MP: CRM and the manner in which firms in the built world are leveraging these platforms has changed greatly. What was once seen as a business development tool has grown into a full client lifecycle management tool. Today, CRM incorporates data mining for locating additional customers, identifying the correct party while in pursuit of RFQs, and determining whether a potential user previously has engaged with a particular project type. We also are seeing customers leverage CRM to improve onboarding and deliver a consistent customer experience from contract negotiation through planning and delivery.

Bottom line: CRM is no longer simply a means of sales pursuit and marketing automation, but a means to create a competitive advantage throughout the entire project lifecycle. Microsoft’s Dynamic CRM platform is a great example of this with its native capabilities involving project management and field service automation.

Can you be more specific? How does Dynamics improve user flexibility?

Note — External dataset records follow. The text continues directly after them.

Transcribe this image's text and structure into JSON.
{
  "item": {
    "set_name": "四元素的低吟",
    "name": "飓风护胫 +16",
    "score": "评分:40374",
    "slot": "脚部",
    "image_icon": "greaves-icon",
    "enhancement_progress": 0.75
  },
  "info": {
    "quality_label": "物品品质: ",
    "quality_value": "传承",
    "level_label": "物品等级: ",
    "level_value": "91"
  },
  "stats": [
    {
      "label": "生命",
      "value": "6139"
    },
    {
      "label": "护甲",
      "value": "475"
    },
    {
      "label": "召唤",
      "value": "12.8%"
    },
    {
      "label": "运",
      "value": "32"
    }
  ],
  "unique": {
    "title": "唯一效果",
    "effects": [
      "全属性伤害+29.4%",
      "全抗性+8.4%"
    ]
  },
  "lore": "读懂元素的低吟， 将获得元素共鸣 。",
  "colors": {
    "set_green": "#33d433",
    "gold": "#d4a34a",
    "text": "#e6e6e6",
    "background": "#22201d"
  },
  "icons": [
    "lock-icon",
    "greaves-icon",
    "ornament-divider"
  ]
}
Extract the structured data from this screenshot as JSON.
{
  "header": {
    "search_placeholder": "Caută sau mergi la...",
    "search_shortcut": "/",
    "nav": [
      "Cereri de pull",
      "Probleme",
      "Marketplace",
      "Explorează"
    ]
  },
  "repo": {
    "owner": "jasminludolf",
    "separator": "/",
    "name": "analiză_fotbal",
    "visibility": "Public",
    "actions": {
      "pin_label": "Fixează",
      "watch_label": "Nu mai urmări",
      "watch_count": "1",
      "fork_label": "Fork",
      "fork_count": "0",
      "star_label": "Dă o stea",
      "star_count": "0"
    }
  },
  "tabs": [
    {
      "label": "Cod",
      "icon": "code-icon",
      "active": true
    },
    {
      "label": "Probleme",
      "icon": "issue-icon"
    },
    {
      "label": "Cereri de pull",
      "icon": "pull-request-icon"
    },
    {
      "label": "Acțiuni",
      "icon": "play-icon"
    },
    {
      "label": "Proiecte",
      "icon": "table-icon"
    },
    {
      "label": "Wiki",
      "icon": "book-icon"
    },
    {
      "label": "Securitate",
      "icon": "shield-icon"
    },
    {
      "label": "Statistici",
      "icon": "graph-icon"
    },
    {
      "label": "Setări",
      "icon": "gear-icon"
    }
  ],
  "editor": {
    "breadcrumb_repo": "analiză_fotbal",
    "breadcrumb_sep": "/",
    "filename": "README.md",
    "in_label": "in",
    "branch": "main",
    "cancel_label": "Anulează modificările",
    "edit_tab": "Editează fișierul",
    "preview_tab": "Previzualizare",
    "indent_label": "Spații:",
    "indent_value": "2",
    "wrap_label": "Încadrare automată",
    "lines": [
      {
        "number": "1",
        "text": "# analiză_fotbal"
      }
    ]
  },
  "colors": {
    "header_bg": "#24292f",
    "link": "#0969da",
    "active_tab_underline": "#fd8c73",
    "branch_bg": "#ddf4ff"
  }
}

MP: Microsoft Dynamics 365 provides a single platform that allows users to begin with CRM, then add project management, project costing, human resources and other applications as circumstances dictate. Users don’t need to launch every application at once, only those that make sense at a particular time. In its aggregate, Dynamics 365 is breaking down silos, allowing the customer — the owner — to collaborate on a common platform that can be easily modified for each project, providing stakeholders with real-time design information, contracts, invoices and other data.

Imagine having all of these disconnected key performance indicators — budget, milestones, risk management — on a single dashboard. Previously, pulling together all those indicators on some facsimile of a dashboard was too expensive and time prohibitive.

Is industry adoption of cloud computing lagging?

Specialty contractor solutions: Dynamics CRM assists builders in managing customer relationships from first contact through contract and project implementation.

MP: There aren’t as many barriers to entry as there once were. Architecturally, the cloud is much more open than in the past, making it easier to create integrations with apps that promote better project collaboration among owners, architects, engineers, contractors and subs. Microsoft 365, for example, runs on phones, tablets, Apple, Androids, and Windows. The result is a structure that promotes partnership and is less disruptive to an organization. Ease of configuring applications is easier and less costly.

So has the time of greater collaboration and integration among project team members finally arrived?

MP: I believe we have crossed the hill. What were once buzzwords — mobile, cloud, BIM, collaboration — are now a reality.

As applications grow more complex and incorporate additional software, has Sopris found itself engaging in additional system support?

MP: Yes — 100% so. If you look at our service model, manage service has grown from a small to very large part of what we do. We realize that more and more customers subscribe to and consumer services as they need them rather engaging in multi-year investments as they once did.

How quickly we onboard a customer alone has a huge impact, and we’ve embedded programs in Dynamics 365 to assist in daily tasks. We’ve also embedded assistance applications — click throughs, demos and so forth. Again, the quicker we can onboard those customers, the quicker their time to value.

This article was sponsored by Sopris Systems. For more on the company, visit their directory page.